A file photo of an H-2A rocket carrying the Hope Probe, known as 'Al-Amal' in Arabic, developed by the Mohammed Bin Rashid Space Centre (MBRSC) in the United Arab Emirates (UAE) to explore Mars, blasts off from Tanegashima Space Centre in southwestern Jap Photograph:( AFP )
The orbiter, which is called Amal, Arabic for Hope, traveled 300 million miles in nearly seven months to get to Mars with the goal of mapping its atmosphere throughout each season
In the Arab world's first interplanetary mission, a spacecraft from the United Arab Emirates was set to swing into orbit around Mars on Tuesday, the first of three robotic explorers arriving at the red planet over the next week and a half.
The orbiter, which is called Amal, Arabic for Hope, traveled 300 million miles in nearly seven months to get to Mars with the goal of mapping its atmosphere throughout each season.
A combination of orbiter and lander from China is close behind, scheduled to reach the planet on Wednesday. It will circle Mars until the rover separates and attempts to land on the surface in May to look for signs of ancient life.
A rover from the US Named Perseverance is set to join the crowd next week, aiming for a landing on February 18. It will be the first leg in a decade-long US-European project to bring Mars rocks back to Earth to be examined for evidence the planet once harbored microscopic life.
About 60 per cent of all Mars missions have ended in failure, crashing, burning up or otherwise falling short in a testament to the complexity of interplanetary travel and the difficulty of making a descent through Mars' thin atmosphere.
If it pulls this off, China will become only the second country to land successfully on Mars.
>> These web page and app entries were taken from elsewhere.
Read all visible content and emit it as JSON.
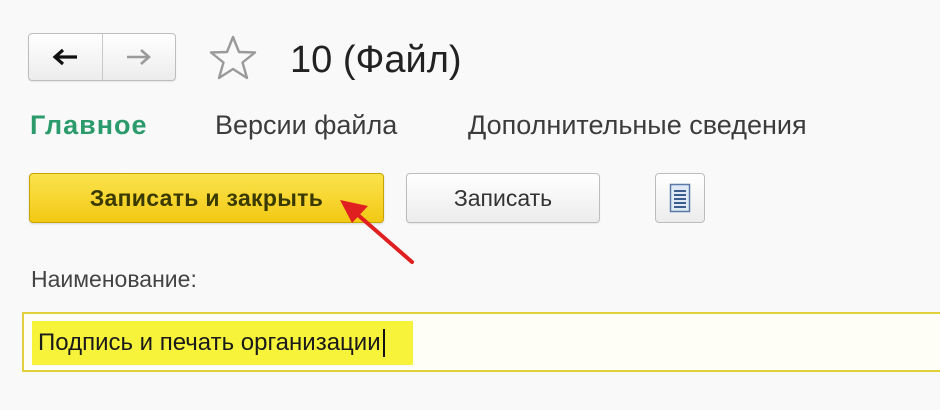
{
  "header": {
    "back_icon": "arrow-left-icon",
    "forward_icon": "arrow-right-icon",
    "favorite_icon": "star-outline-icon",
    "title": "10 (Файл)"
  },
  "tabs": [
    {
      "label": "Главное",
      "active": true
    },
    {
      "label": "Версии файла",
      "active": false
    },
    {
      "label": "Дополнительные сведения",
      "active": false
    }
  ],
  "toolbar": {
    "save_close_label": "Записать и закрыть",
    "save_label": "Записать",
    "more_icon": "list-menu-icon"
  },
  "annotation": {
    "icon": "red-arrow-icon",
    "color": "#e02020"
  },
  "form": {
    "name_label": "Наименование:",
    "name_value": "Подпись и печать организации"
  },
  "colors": {
    "accent_green": "#2c9b6c",
    "primary_button": "#f2c914",
    "field_highlight": "#f6f33a"
  }
}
The US has done it eight times, the first almost 45 years ago. A NASA rover and lander are still working on the surface.
For the UAE, it was the country's first venture beyond Earth's orbit, making the flight a matter of intense national pride.
For days, landmarks across the UAE, including Burj Khalifa, the tallest tower on Earth, glowed red to mark Amal's anticipated arrival. This year is the 50th anniversary of the country's founding, casting even more attention on Amal.
The celestial weather station aimed for an exceptionally high Martian orbit of 13,670 miles by 27,340 miles (22,000 kilometers by 44,000 kilometers). It was set to join six spacecraft already operating around Mars: three US, two European and one Indian.
Amal was expected to perform an intricate, high-stakes series of turns and engine firings to maneuver into orbit and achieve what has eluded so many before.